Work to complete
Every line below that has the string "УНИВЕРСАЛНИ" needs to be copied.

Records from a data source
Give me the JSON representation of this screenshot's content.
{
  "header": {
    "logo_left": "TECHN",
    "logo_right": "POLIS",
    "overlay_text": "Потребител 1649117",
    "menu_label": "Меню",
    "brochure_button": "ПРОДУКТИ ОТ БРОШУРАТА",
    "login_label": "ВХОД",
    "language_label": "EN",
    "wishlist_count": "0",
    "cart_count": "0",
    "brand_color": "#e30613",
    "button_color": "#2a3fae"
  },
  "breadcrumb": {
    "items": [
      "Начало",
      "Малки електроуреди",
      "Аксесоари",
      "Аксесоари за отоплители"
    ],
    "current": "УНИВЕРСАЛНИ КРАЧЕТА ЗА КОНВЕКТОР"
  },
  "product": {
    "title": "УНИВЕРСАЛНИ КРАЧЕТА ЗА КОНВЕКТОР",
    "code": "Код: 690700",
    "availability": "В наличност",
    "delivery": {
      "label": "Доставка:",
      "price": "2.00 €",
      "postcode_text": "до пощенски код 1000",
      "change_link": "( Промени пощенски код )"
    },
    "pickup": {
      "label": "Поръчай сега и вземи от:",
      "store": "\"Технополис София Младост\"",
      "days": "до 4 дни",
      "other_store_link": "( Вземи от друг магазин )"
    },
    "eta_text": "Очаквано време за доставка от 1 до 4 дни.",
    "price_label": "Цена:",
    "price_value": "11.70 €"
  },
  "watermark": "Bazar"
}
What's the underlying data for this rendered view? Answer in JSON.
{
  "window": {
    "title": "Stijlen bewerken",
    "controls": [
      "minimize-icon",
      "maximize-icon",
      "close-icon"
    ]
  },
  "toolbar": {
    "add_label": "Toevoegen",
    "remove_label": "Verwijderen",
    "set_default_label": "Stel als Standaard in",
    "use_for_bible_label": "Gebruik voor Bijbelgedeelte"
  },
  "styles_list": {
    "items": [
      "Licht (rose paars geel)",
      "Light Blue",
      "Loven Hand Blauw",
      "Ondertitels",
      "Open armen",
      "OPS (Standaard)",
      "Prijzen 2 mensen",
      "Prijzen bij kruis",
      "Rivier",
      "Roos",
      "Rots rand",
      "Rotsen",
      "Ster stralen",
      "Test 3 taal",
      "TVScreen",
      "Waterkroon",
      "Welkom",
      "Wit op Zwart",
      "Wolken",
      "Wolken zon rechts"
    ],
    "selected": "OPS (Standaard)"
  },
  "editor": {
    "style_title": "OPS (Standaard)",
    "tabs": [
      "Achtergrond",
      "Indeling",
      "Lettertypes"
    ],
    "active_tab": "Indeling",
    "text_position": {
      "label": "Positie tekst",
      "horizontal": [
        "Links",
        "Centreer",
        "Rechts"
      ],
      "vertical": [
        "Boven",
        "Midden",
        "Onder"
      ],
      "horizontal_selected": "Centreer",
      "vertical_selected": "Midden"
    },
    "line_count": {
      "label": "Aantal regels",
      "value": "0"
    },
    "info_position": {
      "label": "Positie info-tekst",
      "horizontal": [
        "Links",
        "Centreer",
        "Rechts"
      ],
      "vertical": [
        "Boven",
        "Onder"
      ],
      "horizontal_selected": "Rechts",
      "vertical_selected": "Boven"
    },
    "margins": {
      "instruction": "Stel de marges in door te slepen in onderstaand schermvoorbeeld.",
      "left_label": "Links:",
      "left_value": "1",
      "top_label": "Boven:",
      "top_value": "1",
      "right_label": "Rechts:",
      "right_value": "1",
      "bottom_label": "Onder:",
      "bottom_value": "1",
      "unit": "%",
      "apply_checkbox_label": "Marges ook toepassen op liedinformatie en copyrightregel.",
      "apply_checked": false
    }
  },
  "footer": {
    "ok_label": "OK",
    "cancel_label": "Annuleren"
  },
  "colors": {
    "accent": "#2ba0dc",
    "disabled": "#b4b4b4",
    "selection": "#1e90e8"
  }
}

Response box
    "current": "УНИВЕРСАЛНИ КРАЧЕТА ЗА КОНВЕКТОР"
    "title": "УНИВЕРСАЛНИ КРАЧЕТА ЗА КОНВЕКТОР",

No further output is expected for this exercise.